Follow Us

Four Leelanau Whites and a Rosé

As previously reported, Shannon aka Shawn Walters sent me home from my June road trip to Traverse City and Leland, Michigan, with a selection of wines that he’d made for various clients. Besides selections from Bowers Harbor and Chateau Fontaine, he also gifted me with selections from Boathouse Vineyards, Blustone Vineyards and Verterra Winery. We’re very familiar with Verterra, of course, but not so much with Boathouse and Blustone. The intrepid reader can follow the links to their respective websites and pretty much learn about as much as we know about them, but I promise, my next trip up to Leelanau, I will be knocking on their doors to get a better taste and a bigger picture of what these two promising producers are up to. (Click images to enlarge.)

All five of the wines tasted here give yet further testimony to the great strides that have been made in the Leelanau Peninsula with regard to wine growing and winemaking in the past several years, and Shannon (it’s hard not to call him Shawn, but Shannon is his given name, and he goes by that now) is at the very forefront of this movement. Here are my impressions of each.

2012 Boathouse Vineyards Leelanau Peninsula Riesling “Dry Dock,” 12% alc., $16: Clean, medium color, and, as the name implies, quite dry, with mineral driven green apple and quince flavors and aromas; one of the most mineral driven Rieslings I’ve had, very much like Jim Lester’s Wyncrofts in that respect.. Excellent intensity, zippy acids and good length, all on a medium bodied frame. This has all the goods to age and improve for some years, so don’t be afraid to put a few down in the cellar, because it will certainly get even better. Find this wine

2012 Blustone Vineyards Leelanau Peninsula Gewurztraminer, 12.5% alc., $20: Clean medium color; more in the citrus-green apple spectrum, with some hints of the characteristic litchi and rose petal lurking in the background, and a little rainwater as well, which adds to the appeal. Medium bodied, beautifully balanced acids; it may not exactly be “varietally correct,” but it’s quite enjoyable. I really like it for what it is, and could care less about what it’s not. Totally dry at 0.2% residual sugar, this was fermented and aged 1/2 in stainless steel, and 1/2 Acacia Wood for 8 months. Find this wine

2012 Verterra Winery Leelanau Peninsula Dry Gewurztraminer, 12% alc., $18: Pale-to-medium color; a bit more spice and mineral than the Blustone shows, but, again, only hinting at any litchi or rose petal. There’s a nice core of apple and citrus, and if it’s not quite as rich as the Blustone, the spice and mineral compensates nicely. Medium bodied, with nice length and wondrous acidity; not too little, and not too much, but just as it should be. The spicy quality is one that is associated with Gewurztraminer, so perhaps this is a little more “typical” than the previous selection, but it delivers more than enough pleasurable drinking that it could be any white variety under the sun, and I’d like it just fine. Find this wine
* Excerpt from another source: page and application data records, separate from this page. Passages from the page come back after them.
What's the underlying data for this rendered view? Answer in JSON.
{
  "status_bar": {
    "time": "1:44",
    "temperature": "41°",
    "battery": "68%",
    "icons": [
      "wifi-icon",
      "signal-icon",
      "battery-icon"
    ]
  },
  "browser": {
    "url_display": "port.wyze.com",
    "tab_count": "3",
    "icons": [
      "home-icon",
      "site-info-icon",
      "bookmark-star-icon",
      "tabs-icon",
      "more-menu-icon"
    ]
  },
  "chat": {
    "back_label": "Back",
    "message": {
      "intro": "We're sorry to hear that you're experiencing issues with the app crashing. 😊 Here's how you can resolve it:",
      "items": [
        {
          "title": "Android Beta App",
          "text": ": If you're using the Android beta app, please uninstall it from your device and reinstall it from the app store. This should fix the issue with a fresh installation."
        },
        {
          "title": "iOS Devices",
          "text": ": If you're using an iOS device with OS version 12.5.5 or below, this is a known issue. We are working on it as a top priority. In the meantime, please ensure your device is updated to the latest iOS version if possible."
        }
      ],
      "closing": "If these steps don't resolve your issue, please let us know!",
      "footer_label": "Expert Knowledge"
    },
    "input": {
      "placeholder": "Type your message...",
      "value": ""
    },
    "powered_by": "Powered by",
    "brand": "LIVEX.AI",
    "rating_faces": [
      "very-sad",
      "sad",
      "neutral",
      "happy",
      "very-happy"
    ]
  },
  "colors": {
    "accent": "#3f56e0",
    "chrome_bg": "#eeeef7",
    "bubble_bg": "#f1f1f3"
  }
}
2012 Verterra Winery Leelanau Peninsula Riesling Medium Sweet, 12% alc., $16: Clean, medium color, with a mélange of red and green apple flavors and aromas, mostly ripe, but a hint of tartness adds a nice contrast. Not too terribly sweet at all, and subtle minerality adds another element to the greater whole. Medium bodied, with excellent acids and very good length on the finish. Another great example of why the two peninsulas in the Grand Traverse region are such fine sources for this grand grape variety. Find this wine

2012 Verterra Winery Leelanau Peninsula Rosé of Pinot Noir, 12% alc., $16: Bright, deep raspberry pink color; rich, fairly ripe mineral driven strawberry and raspberry flavors and aromas. Medium bodied and then some, with good acids and length. Not terribly complex, but then, how many rosés are? Nice intensity and quite enjoyable. We drink rosé all year around, and while this might serve best with a good chill on a hot day or warm night, I wouldn’t hesitate to open it on a January evening and pair it with some lake trout, grilled or pan fried. Find this wine

Reporting from Day-twah,

geo t.

Related posts:

  1. Tasting Leelanau-Afterword
  2. Tasting Leelanau: Prologue
  3. Two Whites from Edmunds St. John
  4. Three 2008 Loire Whites
  5. Tasting Leelanau 2012 – Verterra Winery

Leave a Reply

Pr Newswire
Recent Comments